- Task prompt -
Below are the records. Gather each line that holds "status".

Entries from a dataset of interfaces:
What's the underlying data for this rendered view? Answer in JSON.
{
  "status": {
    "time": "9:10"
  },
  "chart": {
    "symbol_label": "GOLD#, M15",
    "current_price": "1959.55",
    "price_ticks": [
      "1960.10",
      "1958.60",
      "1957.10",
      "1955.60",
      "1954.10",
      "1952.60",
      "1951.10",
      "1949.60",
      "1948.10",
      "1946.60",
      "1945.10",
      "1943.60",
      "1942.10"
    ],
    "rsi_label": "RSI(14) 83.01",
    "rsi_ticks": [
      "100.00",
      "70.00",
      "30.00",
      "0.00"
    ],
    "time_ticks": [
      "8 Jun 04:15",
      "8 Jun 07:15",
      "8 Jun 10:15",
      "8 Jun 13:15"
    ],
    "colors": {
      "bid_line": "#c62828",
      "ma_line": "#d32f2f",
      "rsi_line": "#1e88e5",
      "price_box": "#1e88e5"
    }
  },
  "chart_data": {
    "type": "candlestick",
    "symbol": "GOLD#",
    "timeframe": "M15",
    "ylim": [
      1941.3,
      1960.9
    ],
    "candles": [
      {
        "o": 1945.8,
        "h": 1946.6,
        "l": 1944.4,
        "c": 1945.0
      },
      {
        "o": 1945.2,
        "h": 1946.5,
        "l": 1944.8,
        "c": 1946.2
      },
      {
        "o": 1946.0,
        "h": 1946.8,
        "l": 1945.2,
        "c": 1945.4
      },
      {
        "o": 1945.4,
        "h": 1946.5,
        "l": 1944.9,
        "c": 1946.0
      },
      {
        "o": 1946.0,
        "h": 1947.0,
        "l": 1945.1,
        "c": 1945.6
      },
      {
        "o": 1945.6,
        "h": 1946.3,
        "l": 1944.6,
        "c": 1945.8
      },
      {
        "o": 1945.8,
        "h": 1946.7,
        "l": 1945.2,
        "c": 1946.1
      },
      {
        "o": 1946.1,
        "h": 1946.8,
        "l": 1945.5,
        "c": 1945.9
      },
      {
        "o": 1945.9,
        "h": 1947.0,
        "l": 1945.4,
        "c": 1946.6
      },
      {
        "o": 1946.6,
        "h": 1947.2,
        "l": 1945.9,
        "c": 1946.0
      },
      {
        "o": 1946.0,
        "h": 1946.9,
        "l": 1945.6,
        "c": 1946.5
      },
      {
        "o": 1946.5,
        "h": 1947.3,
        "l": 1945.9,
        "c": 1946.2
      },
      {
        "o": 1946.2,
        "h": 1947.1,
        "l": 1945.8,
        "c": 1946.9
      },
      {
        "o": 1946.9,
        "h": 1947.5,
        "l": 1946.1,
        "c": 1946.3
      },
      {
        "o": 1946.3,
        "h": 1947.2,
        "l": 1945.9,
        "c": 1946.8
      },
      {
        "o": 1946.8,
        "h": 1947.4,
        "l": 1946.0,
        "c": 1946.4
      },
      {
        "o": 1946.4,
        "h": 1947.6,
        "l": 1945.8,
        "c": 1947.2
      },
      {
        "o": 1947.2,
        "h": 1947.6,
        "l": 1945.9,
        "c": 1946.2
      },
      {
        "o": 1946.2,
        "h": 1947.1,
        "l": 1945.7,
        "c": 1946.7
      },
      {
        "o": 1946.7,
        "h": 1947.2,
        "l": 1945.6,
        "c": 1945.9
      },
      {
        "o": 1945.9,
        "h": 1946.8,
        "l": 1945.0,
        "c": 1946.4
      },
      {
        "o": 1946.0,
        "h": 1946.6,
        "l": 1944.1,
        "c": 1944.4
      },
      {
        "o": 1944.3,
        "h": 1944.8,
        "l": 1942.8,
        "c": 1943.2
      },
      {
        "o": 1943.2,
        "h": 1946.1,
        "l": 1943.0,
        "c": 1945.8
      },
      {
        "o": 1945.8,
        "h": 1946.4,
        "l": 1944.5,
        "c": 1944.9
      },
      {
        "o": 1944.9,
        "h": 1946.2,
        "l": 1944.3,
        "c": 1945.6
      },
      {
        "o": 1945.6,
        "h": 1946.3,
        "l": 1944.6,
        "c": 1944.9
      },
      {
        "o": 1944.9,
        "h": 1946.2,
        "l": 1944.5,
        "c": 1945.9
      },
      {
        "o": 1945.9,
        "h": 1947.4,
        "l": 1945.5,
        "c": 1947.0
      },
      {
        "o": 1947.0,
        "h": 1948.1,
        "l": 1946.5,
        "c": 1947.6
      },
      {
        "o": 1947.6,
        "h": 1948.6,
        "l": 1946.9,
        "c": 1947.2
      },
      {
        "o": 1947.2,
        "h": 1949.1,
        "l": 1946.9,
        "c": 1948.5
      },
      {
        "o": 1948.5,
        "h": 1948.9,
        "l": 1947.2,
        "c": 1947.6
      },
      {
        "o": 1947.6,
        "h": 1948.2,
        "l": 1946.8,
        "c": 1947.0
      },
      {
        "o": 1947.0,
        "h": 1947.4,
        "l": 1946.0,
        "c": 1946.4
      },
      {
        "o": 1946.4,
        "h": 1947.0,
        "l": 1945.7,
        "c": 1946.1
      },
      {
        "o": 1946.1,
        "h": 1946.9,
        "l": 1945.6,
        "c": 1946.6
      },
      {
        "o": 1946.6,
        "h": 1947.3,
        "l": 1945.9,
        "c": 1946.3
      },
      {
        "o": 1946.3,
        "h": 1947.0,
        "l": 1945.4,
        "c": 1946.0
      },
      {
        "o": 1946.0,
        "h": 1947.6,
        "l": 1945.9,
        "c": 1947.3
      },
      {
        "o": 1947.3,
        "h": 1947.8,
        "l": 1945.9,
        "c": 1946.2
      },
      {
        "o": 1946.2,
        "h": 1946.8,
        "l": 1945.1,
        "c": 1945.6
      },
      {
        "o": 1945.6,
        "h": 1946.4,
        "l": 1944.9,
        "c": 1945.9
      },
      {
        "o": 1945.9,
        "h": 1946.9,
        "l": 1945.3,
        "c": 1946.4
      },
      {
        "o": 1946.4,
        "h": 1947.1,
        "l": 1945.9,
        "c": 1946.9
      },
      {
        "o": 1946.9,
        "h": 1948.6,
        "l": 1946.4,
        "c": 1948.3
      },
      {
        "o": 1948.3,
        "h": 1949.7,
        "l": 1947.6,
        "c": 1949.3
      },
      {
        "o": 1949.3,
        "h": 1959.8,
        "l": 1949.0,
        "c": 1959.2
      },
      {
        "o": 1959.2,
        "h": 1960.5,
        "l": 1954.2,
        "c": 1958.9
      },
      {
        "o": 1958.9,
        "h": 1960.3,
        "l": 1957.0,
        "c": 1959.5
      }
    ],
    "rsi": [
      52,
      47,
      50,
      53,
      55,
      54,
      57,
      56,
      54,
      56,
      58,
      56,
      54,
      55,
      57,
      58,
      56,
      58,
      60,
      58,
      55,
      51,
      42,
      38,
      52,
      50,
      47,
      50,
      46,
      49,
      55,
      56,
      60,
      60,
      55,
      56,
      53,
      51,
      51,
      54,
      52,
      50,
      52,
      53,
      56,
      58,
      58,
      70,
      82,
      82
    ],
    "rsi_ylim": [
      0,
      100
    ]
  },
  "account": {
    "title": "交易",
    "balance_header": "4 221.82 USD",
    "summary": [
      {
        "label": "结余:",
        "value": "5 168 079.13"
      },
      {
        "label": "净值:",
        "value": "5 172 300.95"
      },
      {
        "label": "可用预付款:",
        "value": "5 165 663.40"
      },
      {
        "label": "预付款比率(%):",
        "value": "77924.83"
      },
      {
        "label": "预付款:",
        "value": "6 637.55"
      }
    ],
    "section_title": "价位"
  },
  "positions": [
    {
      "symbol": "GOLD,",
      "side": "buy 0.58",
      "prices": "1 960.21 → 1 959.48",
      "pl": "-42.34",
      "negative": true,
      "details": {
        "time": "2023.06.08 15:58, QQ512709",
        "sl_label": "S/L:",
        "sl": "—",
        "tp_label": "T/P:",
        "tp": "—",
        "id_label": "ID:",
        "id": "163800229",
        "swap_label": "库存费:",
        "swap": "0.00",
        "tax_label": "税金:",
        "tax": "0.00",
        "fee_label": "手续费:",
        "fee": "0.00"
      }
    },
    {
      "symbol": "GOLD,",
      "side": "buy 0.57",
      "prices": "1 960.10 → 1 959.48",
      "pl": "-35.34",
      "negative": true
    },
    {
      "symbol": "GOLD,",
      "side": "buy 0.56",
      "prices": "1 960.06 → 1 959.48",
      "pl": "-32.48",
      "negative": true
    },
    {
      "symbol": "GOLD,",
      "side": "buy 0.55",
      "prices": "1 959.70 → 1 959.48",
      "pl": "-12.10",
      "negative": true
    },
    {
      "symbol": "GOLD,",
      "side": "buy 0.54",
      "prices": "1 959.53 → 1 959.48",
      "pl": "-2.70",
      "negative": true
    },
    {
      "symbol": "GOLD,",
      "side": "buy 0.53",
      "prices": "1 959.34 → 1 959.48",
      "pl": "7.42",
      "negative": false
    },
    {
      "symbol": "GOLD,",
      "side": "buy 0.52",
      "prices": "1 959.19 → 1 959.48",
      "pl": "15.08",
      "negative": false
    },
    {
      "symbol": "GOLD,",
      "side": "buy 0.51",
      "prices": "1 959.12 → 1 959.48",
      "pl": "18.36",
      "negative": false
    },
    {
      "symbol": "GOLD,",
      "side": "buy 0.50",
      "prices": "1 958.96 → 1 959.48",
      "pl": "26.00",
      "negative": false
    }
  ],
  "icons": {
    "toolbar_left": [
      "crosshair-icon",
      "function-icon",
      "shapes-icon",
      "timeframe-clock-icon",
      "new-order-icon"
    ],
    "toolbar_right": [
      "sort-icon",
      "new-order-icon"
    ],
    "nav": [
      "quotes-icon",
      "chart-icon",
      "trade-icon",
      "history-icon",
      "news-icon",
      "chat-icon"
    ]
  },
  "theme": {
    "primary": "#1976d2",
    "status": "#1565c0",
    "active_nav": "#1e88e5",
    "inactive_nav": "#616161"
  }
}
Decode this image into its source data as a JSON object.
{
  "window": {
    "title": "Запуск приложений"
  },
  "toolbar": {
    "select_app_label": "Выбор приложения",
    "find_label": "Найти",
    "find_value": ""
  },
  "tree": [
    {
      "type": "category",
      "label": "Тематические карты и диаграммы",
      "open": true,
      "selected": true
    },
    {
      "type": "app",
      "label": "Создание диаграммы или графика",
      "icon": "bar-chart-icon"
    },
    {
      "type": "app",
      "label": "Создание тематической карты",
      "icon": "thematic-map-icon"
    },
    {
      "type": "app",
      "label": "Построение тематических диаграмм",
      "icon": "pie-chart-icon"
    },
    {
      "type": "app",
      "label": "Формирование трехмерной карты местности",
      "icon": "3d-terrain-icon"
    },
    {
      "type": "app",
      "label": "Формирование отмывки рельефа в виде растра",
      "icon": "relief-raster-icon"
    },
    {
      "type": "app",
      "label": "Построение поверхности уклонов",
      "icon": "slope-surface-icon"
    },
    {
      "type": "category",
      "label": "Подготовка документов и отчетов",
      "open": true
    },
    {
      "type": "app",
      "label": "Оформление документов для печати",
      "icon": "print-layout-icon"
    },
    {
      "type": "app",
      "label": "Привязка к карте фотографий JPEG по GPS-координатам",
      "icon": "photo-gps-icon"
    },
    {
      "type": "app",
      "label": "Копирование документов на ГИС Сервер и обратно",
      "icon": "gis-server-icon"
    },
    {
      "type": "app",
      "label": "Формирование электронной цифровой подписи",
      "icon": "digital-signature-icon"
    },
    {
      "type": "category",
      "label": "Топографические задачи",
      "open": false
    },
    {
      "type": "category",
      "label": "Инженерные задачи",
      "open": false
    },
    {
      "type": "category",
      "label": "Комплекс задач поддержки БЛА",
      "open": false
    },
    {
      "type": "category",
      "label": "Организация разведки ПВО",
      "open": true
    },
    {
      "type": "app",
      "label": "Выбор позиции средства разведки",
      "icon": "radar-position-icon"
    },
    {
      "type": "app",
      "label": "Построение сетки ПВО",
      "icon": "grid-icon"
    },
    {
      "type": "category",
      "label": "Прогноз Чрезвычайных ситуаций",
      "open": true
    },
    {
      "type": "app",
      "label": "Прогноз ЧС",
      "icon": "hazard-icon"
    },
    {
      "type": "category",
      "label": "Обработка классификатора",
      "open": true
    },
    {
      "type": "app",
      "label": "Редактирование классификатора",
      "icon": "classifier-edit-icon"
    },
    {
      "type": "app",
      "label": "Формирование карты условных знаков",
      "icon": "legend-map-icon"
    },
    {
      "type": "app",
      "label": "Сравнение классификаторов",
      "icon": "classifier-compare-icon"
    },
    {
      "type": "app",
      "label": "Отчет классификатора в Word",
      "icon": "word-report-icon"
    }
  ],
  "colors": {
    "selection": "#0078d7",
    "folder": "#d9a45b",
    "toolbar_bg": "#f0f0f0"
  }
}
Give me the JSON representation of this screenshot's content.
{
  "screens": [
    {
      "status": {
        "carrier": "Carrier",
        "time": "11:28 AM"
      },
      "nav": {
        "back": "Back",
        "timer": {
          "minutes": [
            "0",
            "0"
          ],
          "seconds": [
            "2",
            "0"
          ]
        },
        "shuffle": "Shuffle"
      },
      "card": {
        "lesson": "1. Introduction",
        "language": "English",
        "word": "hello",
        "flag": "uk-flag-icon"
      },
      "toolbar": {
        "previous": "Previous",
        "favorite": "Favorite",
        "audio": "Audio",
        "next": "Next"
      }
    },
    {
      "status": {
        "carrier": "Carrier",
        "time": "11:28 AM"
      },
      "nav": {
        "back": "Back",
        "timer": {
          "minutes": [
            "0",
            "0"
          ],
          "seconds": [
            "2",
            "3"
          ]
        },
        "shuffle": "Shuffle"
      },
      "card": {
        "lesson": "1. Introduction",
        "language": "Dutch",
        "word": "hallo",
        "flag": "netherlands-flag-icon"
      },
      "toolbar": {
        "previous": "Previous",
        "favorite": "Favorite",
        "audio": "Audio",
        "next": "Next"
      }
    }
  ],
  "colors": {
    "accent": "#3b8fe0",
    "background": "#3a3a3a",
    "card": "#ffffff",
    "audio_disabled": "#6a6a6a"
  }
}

- Written response -
  "status": {
    "status": "#1565c0",
      "status": {
      "status": {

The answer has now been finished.